Web page and app entries

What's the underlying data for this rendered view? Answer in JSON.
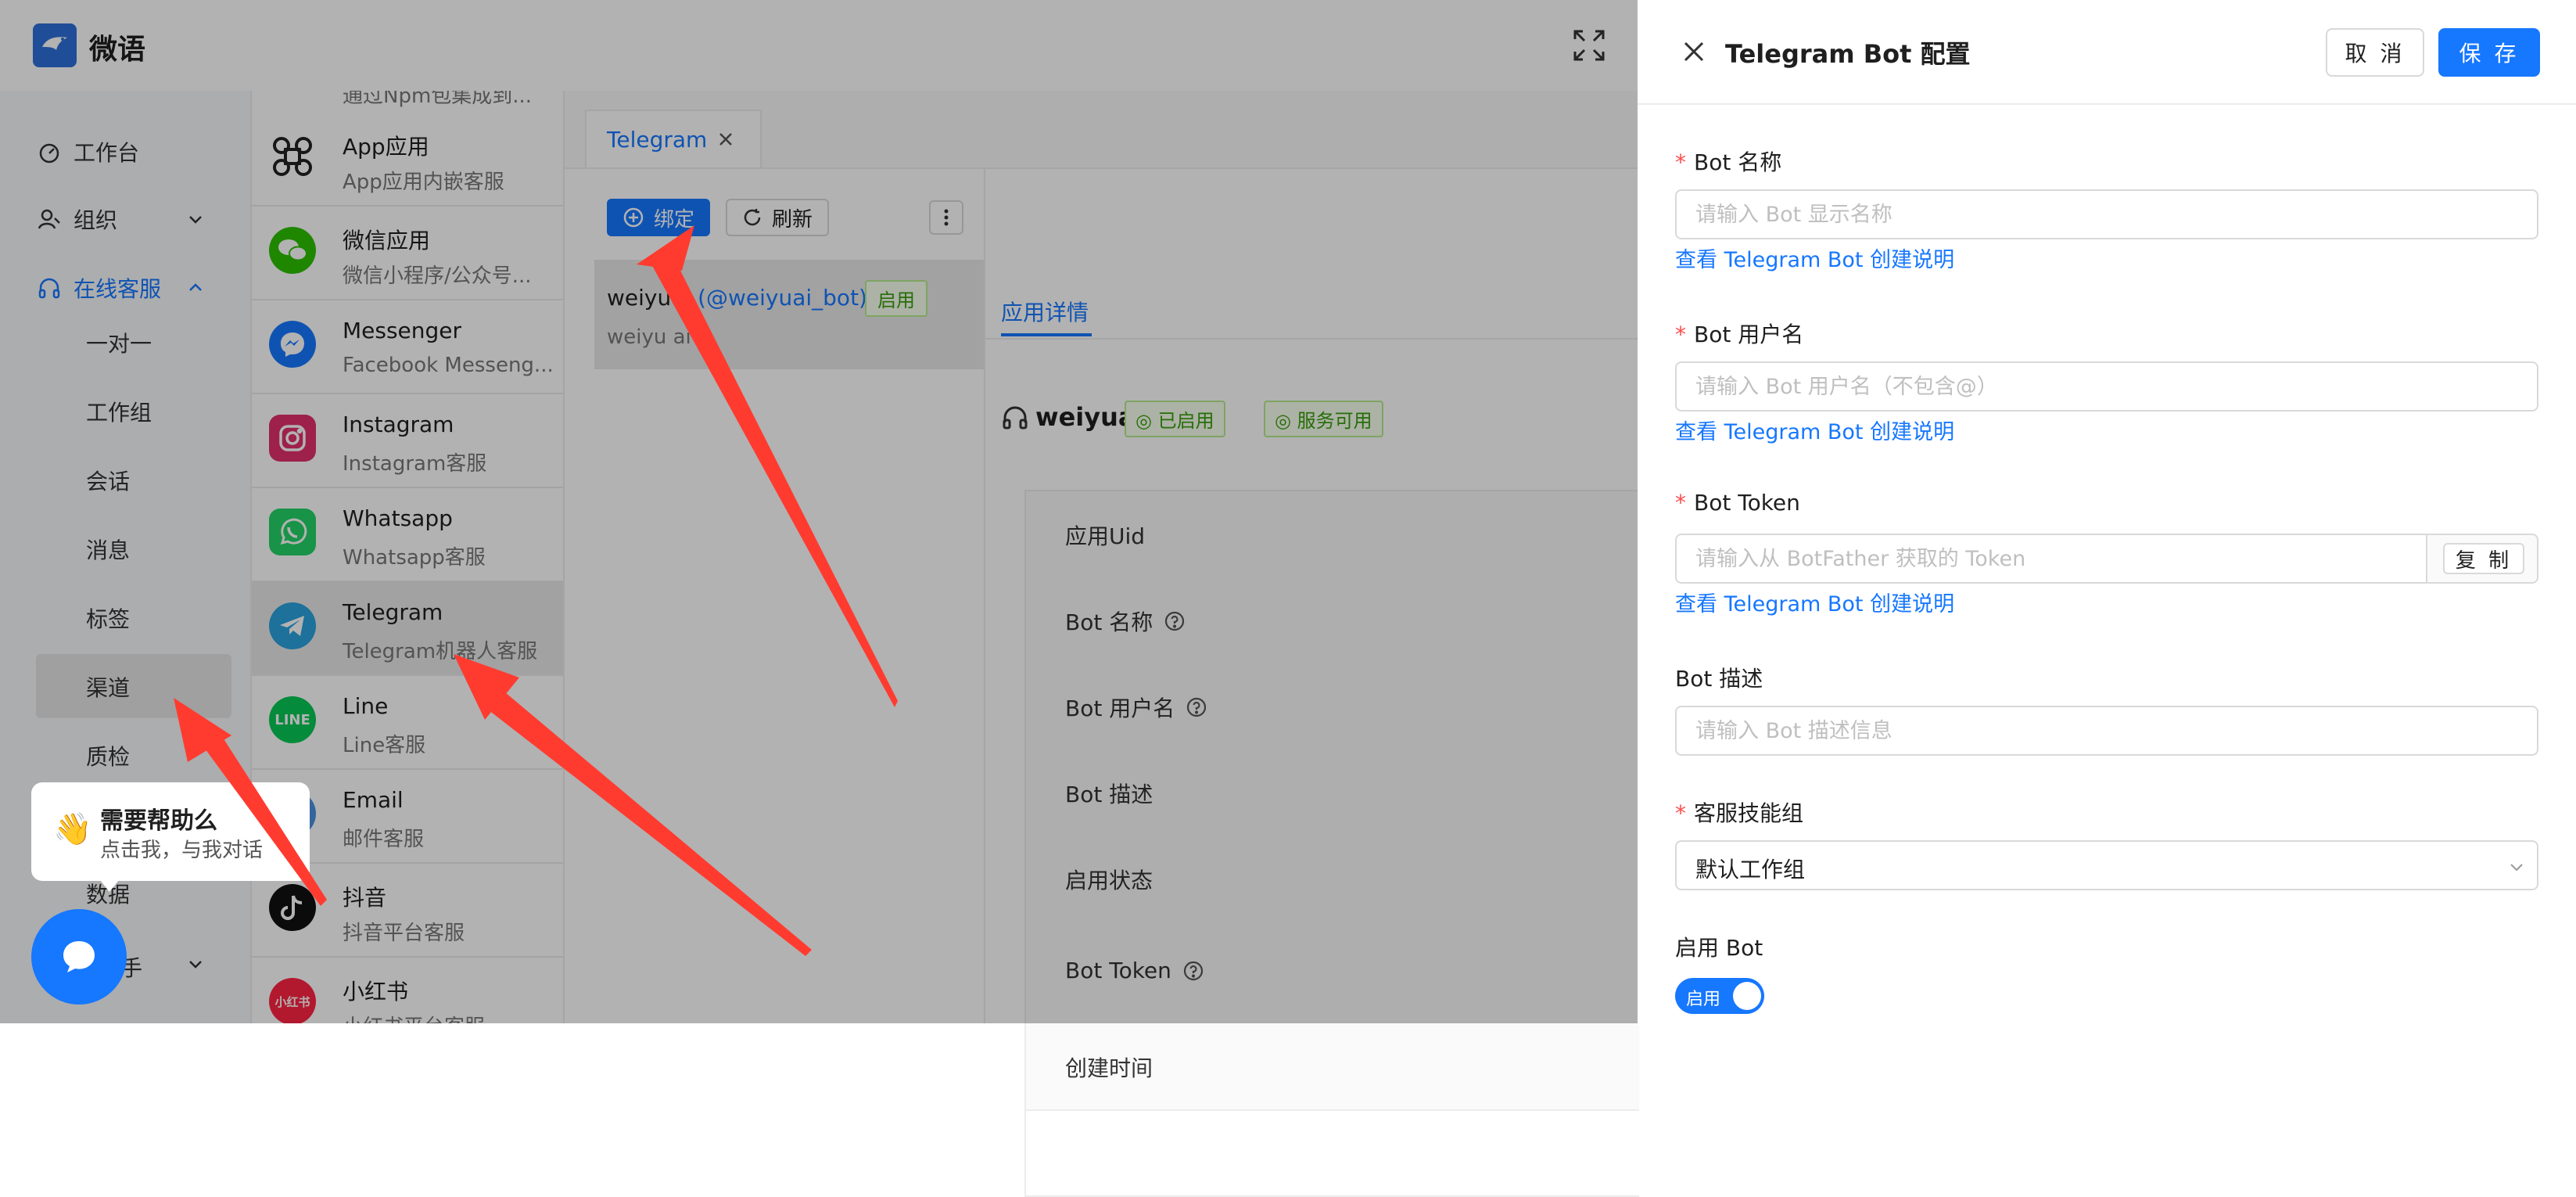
{
  "app": {
    "title": "微语"
  },
  "sidebar": {
    "items": [
      {
        "label": "工作台"
      },
      {
        "label": "组织"
      },
      {
        "label": "在线客服"
      }
    ],
    "sub_items": [
      "一对一",
      "工作组",
      "会话",
      "消息",
      "标签",
      "渠道",
      "质检",
      "数据"
    ],
    "bottom_partial": "手"
  },
  "channels": [
    {
      "name": "App应用",
      "desc": "App应用内嵌客服"
    },
    {
      "name": "微信应用",
      "desc": "微信小程序/公众号..."
    },
    {
      "name": "Messenger",
      "desc": "Facebook Messeng..."
    },
    {
      "name": "Instagram",
      "desc": "Instagram客服"
    },
    {
      "name": "Whatsapp",
      "desc": "Whatsapp客服"
    },
    {
      "name": "Telegram",
      "desc": "Telegram机器人客服"
    },
    {
      "name": "Line",
      "desc": "Line客服"
    },
    {
      "name": "Email",
      "desc": "邮件客服"
    },
    {
      "name": "抖音",
      "desc": "抖音平台客服"
    },
    {
      "name": "小红书",
      "desc": "小红书平台客服"
    }
  ],
  "channel_top_partial": "通过Npm包集成到...",
  "tab": {
    "label": "Telegram"
  },
  "list": {
    "bind_label": "绑定",
    "refresh_label": "刷新",
    "bot": {
      "name": "weiyuai",
      "username": "(@weiyuai_bot)",
      "badge": "启用",
      "desc": "weiyu ai"
    }
  },
  "detail": {
    "tab_label": "应用详情",
    "app_name": "weiyuai",
    "status_enabled": "已启用",
    "status_service": "服务可用",
    "fields": [
      "应用Uid",
      "Bot 名称",
      "Bot 用户名",
      "Bot 描述",
      "启用状态",
      "Bot Token",
      "创建时间"
    ]
  },
  "help": {
    "title": "需要帮助么",
    "subtitle": "点击我，与我对话",
    "emoji": "👋"
  },
  "drawer": {
    "title": "Telegram Bot 配置",
    "cancel_label": "取 消",
    "save_label": "保 存",
    "bot_name_label": "Bot 名称",
    "bot_name_placeholder": "请输入 Bot 显示名称",
    "help_link": "查看 Telegram Bot 创建说明",
    "bot_username_label": "Bot 用户名",
    "bot_username_placeholder": "请输入 Bot 用户名（不包含@）",
    "bot_token_label": "Bot Token",
    "bot_token_placeholder": "请输入从 BotFather 获取的 Token",
    "copy_label": "复 制",
    "bot_desc_label": "Bot 描述",
    "bot_desc_placeholder": "请输入 Bot 描述信息",
    "workgroup_label": "客服技能组",
    "workgroup_value": "默认工作组",
    "enable_label": "启用 Bot",
    "enable_switch_text": "启用",
    "required_mark": "*"
  },
  "colors": {
    "accent": "#1677ff",
    "arrow": "#ff3b30",
    "success": "#389e0d"
  }
}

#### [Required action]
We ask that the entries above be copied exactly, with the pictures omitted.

#### [Solution to the problem]
What's the underlying data for this rendered view? Answer in JSON.
{
  "app": {
    "title": "微语"
  },
  "sidebar": {
    "items": [
      {
        "label": "工作台"
      },
      {
        "label": "组织"
      },
      {
        "label": "在线客服"
      }
    ],
    "sub_items": [
      "一对一",
      "工作组",
      "会话",
      "消息",
      "标签",
      "渠道",
      "质检",
      "数据"
    ],
    "bottom_partial": "手"
  },
  "channels": [
    {
      "name": "App应用",
      "desc": "App应用内嵌客服"
    },
    {
      "name": "微信应用",
      "desc": "微信小程序/公众号..."
    },
    {
      "name": "Messenger",
      "desc": "Facebook Messeng..."
    },
    {
      "name": "Instagram",
      "desc": "Instagram客服"
    },
    {
      "name": "Whatsapp",
      "desc": "Whatsapp客服"
    },
    {
      "name": "Telegram",
      "desc": "Telegram机器人客服"
    },
    {
      "name": "Line",
      "desc": "Line客服"
    },
    {
      "name": "Email",
      "desc": "邮件客服"
    },
    {
      "name": "抖音",
      "desc": "抖音平台客服"
    },
    {
      "name": "小红书",
      "desc": "小红书平台客服"
    }
  ],
  "channel_top_partial": "通过Npm包集成到...",
  "tab": {
    "label": "Telegram"
  },
  "list": {
    "bind_label": "绑定",
    "refresh_label": "刷新",
    "bot": {
      "name": "weiyuai",
      "username": "(@weiyuai_bot)",
      "badge": "启用",
      "desc": "weiyu ai"
    }
  },
  "detail": {
    "tab_label": "应用详情",
    "app_name": "weiyuai",
    "status_enabled": "已启用",
    "status_service": "服务可用",
    "fields": [
      "应用Uid",
      "Bot 名称",
      "Bot 用户名",
      "Bot 描述",
      "启用状态",
      "Bot Token",
      "创建时间"
    ]
  },
  "help": {
    "title": "需要帮助么",
    "subtitle": "点击我，与我对话",
    "emoji": "👋"
  },
  "drawer": {
    "title": "Telegram Bot 配置",
    "cancel_label": "取 消",
    "save_label": "保 存",
    "bot_name_label": "Bot 名称",
    "bot_name_placeholder": "请输入 Bot 显示名称",
    "help_link": "查看 Telegram Bot 创建说明",
    "bot_username_label": "Bot 用户名",
    "bot_username_placeholder": "请输入 Bot 用户名（不包含@）",
    "bot_token_label": "Bot Token",
    "bot_token_placeholder": "请输入从 BotFather 获取的 Token",
    "copy_label": "复 制",
    "bot_desc_label": "Bot 描述",
    "bot_desc_placeholder": "请输入 Bot 描述信息",
    "workgroup_label": "客服技能组",
    "workgroup_value": "默认工作组",
    "enable_label": "启用 Bot",
    "enable_switch_text": "启用",
    "required_mark": "*"
  },
  "colors": {
    "accent": "#1677ff",
    "arrow": "#ff3b30",
    "success": "#389e0d"
  }
}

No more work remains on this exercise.